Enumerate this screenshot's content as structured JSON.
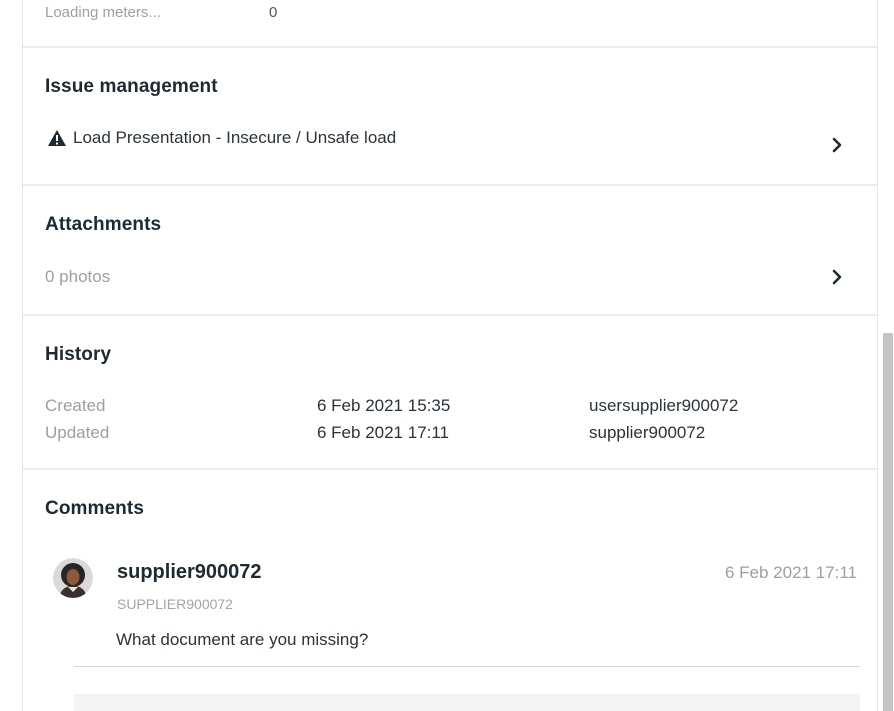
{
  "top_row": {
    "label": "Loading meters...",
    "value": "0"
  },
  "issue_management": {
    "title": "Issue management",
    "item": "Load Presentation - Insecure / Unsafe load",
    "icon": "warning-icon"
  },
  "attachments": {
    "title": "Attachments",
    "summary": "0 photos"
  },
  "history": {
    "title": "History",
    "rows": [
      {
        "label": "Created",
        "date": "6 Feb 2021 15:35",
        "user": "usersupplier900072"
      },
      {
        "label": "Updated",
        "date": "6 Feb 2021 17:11",
        "user": "supplier900072"
      }
    ]
  },
  "comments": {
    "title": "Comments",
    "items": [
      {
        "user": "supplier900072",
        "handle": "SUPPLIER900072",
        "time": "6 Feb 2021 17:11",
        "text": "What document are you missing?"
      }
    ]
  },
  "colors": {
    "heading": "#1e2a33",
    "muted": "#9aa0a6",
    "divider": "#ececec",
    "scrollbar": "#c4c4c4"
  }
}
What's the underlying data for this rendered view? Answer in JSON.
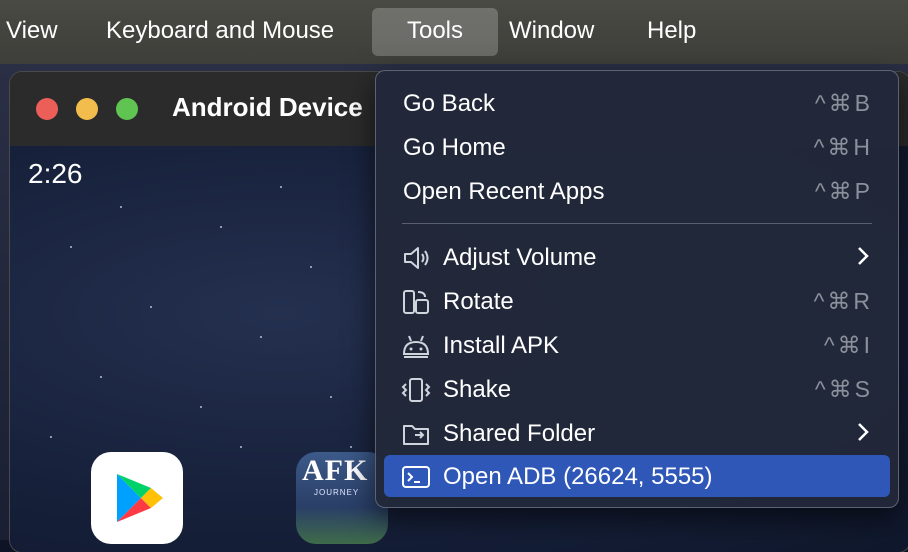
{
  "menubar": {
    "items": [
      {
        "label": "View"
      },
      {
        "label": "Keyboard and Mouse"
      },
      {
        "label": "Tools"
      },
      {
        "label": "Window"
      },
      {
        "label": "Help"
      }
    ]
  },
  "window": {
    "title": "Android Device",
    "clock": "2:26"
  },
  "apps": {
    "afk_label": "AFK",
    "afk_sub": "JOURNEY"
  },
  "tools_menu": {
    "items": [
      {
        "label": "Go Back",
        "shortcut": "^⌘B"
      },
      {
        "label": "Go Home",
        "shortcut": "^⌘H"
      },
      {
        "label": "Open Recent Apps",
        "shortcut": "^⌘P"
      },
      {
        "label": "Adjust Volume",
        "icon": "speaker-icon",
        "submenu": true
      },
      {
        "label": "Rotate",
        "icon": "rotate-icon",
        "shortcut": "^⌘R"
      },
      {
        "label": "Install APK",
        "icon": "android-icon",
        "shortcut": "^⌘I"
      },
      {
        "label": "Shake",
        "icon": "shake-icon",
        "shortcut": "^⌘S"
      },
      {
        "label": "Shared Folder",
        "icon": "folder-icon",
        "submenu": true
      },
      {
        "label": "Open ADB (26624, 5555)",
        "icon": "terminal-icon",
        "highlighted": true
      }
    ]
  },
  "colors": {
    "highlight": "#2e57b8",
    "menu_bg": "#22283a"
  }
}
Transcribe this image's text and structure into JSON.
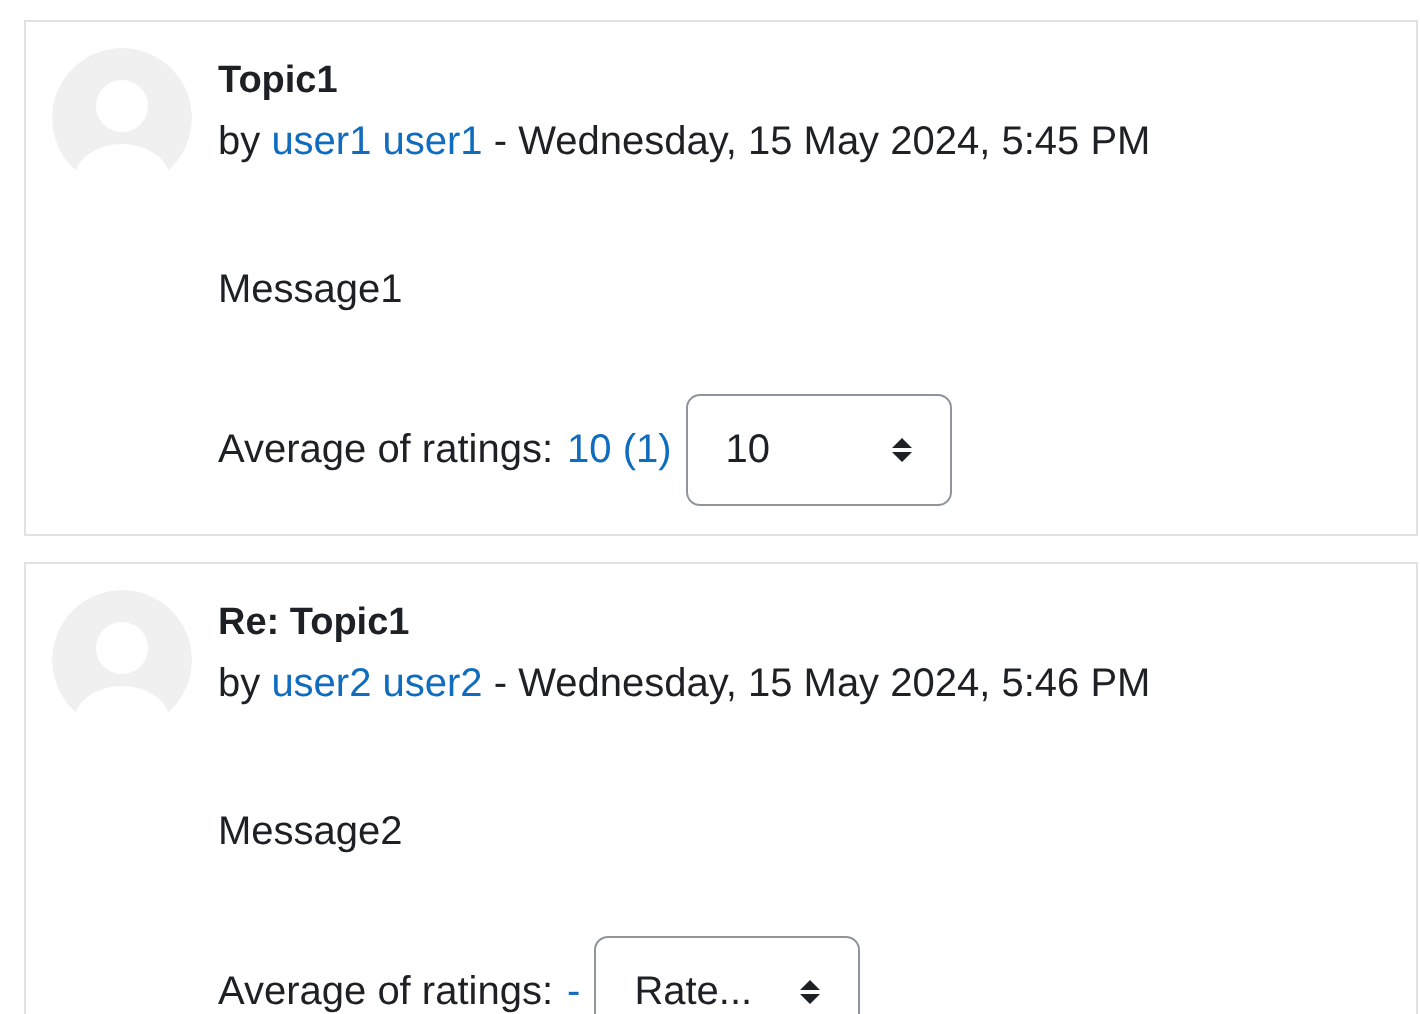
{
  "posts": [
    {
      "title": "Topic1",
      "by": "by",
      "author": "user1 user1",
      "date": "- Wednesday, 15 May 2024, 5:45 PM",
      "message": "Message1",
      "ratings_label": "Average of ratings:",
      "average": "10 (1)",
      "rating_select": "10"
    },
    {
      "title": "Re: Topic1",
      "by": "by",
      "author": "user2 user2",
      "date": "- Wednesday, 15 May 2024, 5:46 PM",
      "message": "Message2",
      "ratings_label": "Average of ratings:",
      "average": "-",
      "rating_select": "Rate..."
    }
  ]
}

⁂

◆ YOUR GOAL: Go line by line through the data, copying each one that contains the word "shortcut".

◆ OUTPUT BELOW:
        "shortcut": "^⌘B"
        "shortcut": "^⌘H"
        "shortcut": "^⌘P"
        "shortcut": "^⌘R"
        "shortcut": "^⌘I"
        "shortcut": "^⌘S"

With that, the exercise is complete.